• _WORK ORDER_
All of the entries below are to be copied word for word.

-- -- --

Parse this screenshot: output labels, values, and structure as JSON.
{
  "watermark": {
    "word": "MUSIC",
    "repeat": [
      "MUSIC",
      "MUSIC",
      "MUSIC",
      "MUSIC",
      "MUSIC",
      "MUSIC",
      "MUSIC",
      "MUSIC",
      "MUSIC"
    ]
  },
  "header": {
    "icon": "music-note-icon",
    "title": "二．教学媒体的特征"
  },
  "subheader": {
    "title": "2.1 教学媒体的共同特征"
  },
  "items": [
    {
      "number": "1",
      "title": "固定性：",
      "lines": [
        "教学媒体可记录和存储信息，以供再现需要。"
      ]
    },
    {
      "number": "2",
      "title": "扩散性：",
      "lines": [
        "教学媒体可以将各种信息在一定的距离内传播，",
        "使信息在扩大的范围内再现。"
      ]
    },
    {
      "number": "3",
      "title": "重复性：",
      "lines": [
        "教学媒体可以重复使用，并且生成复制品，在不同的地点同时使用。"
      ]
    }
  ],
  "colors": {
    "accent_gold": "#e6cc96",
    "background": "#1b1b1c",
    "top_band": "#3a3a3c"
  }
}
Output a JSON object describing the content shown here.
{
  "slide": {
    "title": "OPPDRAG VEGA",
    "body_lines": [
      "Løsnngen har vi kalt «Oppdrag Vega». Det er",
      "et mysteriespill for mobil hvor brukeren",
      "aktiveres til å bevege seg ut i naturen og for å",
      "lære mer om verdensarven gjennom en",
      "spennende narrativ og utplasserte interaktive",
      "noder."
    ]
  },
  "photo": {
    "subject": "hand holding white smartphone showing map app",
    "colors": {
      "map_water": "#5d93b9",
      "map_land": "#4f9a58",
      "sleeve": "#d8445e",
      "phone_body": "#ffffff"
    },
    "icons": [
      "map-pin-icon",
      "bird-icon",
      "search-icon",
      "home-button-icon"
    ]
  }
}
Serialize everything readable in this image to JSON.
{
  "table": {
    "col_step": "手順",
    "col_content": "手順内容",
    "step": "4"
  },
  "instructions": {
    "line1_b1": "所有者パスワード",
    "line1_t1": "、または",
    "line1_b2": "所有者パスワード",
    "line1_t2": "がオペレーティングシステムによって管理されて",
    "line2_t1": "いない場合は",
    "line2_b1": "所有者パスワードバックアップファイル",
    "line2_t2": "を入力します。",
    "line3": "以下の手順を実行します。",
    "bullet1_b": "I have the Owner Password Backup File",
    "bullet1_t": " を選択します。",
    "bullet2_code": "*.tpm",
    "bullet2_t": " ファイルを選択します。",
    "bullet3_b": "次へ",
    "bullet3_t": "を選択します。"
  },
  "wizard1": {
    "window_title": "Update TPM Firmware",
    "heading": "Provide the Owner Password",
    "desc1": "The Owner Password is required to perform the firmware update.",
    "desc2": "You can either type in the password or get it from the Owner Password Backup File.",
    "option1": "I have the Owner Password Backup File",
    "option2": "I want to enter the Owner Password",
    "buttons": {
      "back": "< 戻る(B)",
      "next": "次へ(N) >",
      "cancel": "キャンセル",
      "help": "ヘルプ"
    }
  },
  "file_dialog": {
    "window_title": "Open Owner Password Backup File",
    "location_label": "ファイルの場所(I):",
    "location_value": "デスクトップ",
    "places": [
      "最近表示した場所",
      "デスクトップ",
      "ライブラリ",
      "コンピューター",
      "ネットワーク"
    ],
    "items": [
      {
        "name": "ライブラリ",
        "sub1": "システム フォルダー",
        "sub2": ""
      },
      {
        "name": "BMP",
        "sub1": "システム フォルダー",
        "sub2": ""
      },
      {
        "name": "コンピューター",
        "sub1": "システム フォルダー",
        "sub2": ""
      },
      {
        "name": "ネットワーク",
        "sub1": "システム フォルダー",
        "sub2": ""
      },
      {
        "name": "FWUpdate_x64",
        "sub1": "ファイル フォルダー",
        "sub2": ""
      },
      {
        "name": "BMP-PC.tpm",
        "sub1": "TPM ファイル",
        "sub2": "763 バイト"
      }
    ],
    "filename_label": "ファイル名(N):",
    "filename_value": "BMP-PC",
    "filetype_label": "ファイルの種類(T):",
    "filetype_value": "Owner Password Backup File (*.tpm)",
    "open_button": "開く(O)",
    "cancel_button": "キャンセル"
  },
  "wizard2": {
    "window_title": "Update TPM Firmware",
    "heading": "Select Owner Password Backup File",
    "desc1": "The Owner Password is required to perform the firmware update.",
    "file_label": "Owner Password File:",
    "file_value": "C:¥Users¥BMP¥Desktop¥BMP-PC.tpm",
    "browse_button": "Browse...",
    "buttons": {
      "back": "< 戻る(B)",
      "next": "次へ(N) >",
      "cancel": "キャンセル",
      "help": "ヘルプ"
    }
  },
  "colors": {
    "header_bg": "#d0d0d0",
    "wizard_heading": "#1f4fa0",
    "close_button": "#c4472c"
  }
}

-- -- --

• _REPLY_
Parse this screenshot: output labels, values, and structure as JSON.
{
  "watermark": {
    "word": "MUSIC",
    "repeat": [
      "MUSIC",
      "MUSIC",
      "MUSIC",
      "MUSIC",
      "MUSIC",
      "MUSIC",
      "MUSIC",
      "MUSIC",
      "MUSIC"
    ]
  },
  "header": {
    "icon": "music-note-icon",
    "title": "二．教学媒体的特征"
  },
  "subheader": {
    "title": "2.1 教学媒体的共同特征"
  },
  "items": [
    {
      "number": "1",
      "title": "固定性：",
      "lines": [
        "教学媒体可记录和存储信息，以供再现需要。"
      ]
    },
    {
      "number": "2",
      "title": "扩散性：",
      "lines": [
        "教学媒体可以将各种信息在一定的距离内传播，",
        "使信息在扩大的范围内再现。"
      ]
    },
    {
      "number": "3",
      "title": "重复性：",
      "lines": [
        "教学媒体可以重复使用，并且生成复制品，在不同的地点同时使用。"
      ]
    }
  ],
  "colors": {
    "accent_gold": "#e6cc96",
    "background": "#1b1b1c",
    "top_band": "#3a3a3c"
  }
}
Output a JSON object describing the content shown here.
{
  "slide": {
    "title": "OPPDRAG VEGA",
    "body_lines": [
      "Løsnngen har vi kalt «Oppdrag Vega». Det er",
      "et mysteriespill for mobil hvor brukeren",
      "aktiveres til å bevege seg ut i naturen og for å",
      "lære mer om verdensarven gjennom en",
      "spennende narrativ og utplasserte interaktive",
      "noder."
    ]
  },
  "photo": {
    "subject": "hand holding white smartphone showing map app",
    "colors": {
      "map_water": "#5d93b9",
      "map_land": "#4f9a58",
      "sleeve": "#d8445e",
      "phone_body": "#ffffff"
    },
    "icons": [
      "map-pin-icon",
      "bird-icon",
      "search-icon",
      "home-button-icon"
    ]
  }
}
Serialize everything readable in this image to JSON.
{
  "table": {
    "col_step": "手順",
    "col_content": "手順内容",
    "step": "4"
  },
  "instructions": {
    "line1_b1": "所有者パスワード",
    "line1_t1": "、または",
    "line1_b2": "所有者パスワード",
    "line1_t2": "がオペレーティングシステムによって管理されて",
    "line2_t1": "いない場合は",
    "line2_b1": "所有者パスワードバックアップファイル",
    "line2_t2": "を入力します。",
    "line3": "以下の手順を実行します。",
    "bullet1_b": "I have the Owner Password Backup File",
    "bullet1_t": " を選択します。",
    "bullet2_code": "*.tpm",
    "bullet2_t": " ファイルを選択します。",
    "bullet3_b": "次へ",
    "bullet3_t": "を選択します。"
  },
  "wizard1": {
    "window_title": "Update TPM Firmware",
    "heading": "Provide the Owner Password",
    "desc1": "The Owner Password is required to perform the firmware update.",
    "desc2": "You can either type in the password or get it from the Owner Password Backup File.",
    "option1": "I have the Owner Password Backup File",
    "option2": "I want to enter the Owner Password",
    "buttons": {
      "back": "< 戻る(B)",
      "next": "次へ(N) >",
      "cancel": "キャンセル",
      "help": "ヘルプ"
    }
  },
  "file_dialog": {
    "window_title": "Open Owner Password Backup File",
    "location_label": "ファイルの場所(I):",
    "location_value": "デスクトップ",
    "places": [
      "最近表示した場所",
      "デスクトップ",
      "ライブラリ",
      "コンピューター",
      "ネットワーク"
    ],
    "items": [
      {
        "name": "ライブラリ",
        "sub1": "システム フォルダー",
        "sub2": ""
      },
      {
        "name": "BMP",
        "sub1": "システム フォルダー",
        "sub2": ""
      },
      {
        "name": "コンピューター",
        "sub1": "システム フォルダー",
        "sub2": ""
      },
      {
        "name": "ネットワーク",
        "sub1": "システム フォルダー",
        "sub2": ""
      },
      {
        "name": "FWUpdate_x64",
        "sub1": "ファイル フォルダー",
        "sub2": ""
      },
      {
        "name": "BMP-PC.tpm",
        "sub1": "TPM ファイル",
        "sub2": "763 バイト"
      }
    ],
    "filename_label": "ファイル名(N):",
    "filename_value": "BMP-PC",
    "filetype_label": "ファイルの種類(T):",
    "filetype_value": "Owner Password Backup File (*.tpm)",
    "open_button": "開く(O)",
    "cancel_button": "キャンセル"
  },
  "wizard2": {
    "window_title": "Update TPM Firmware",
    "heading": "Select Owner Password Backup File",
    "desc1": "The Owner Password is required to perform the firmware update.",
    "file_label": "Owner Password File:",
    "file_value": "C:¥Users¥BMP¥Desktop¥BMP-PC.tpm",
    "browse_button": "Browse...",
    "buttons": {
      "back": "< 戻る(B)",
      "next": "次へ(N) >",
      "cancel": "キャンセル",
      "help": "ヘルプ"
    }
  },
  "colors": {
    "header_bg": "#d0d0d0",
    "wizard_heading": "#1f4fa0",
    "close_button": "#c4472c"
  }
}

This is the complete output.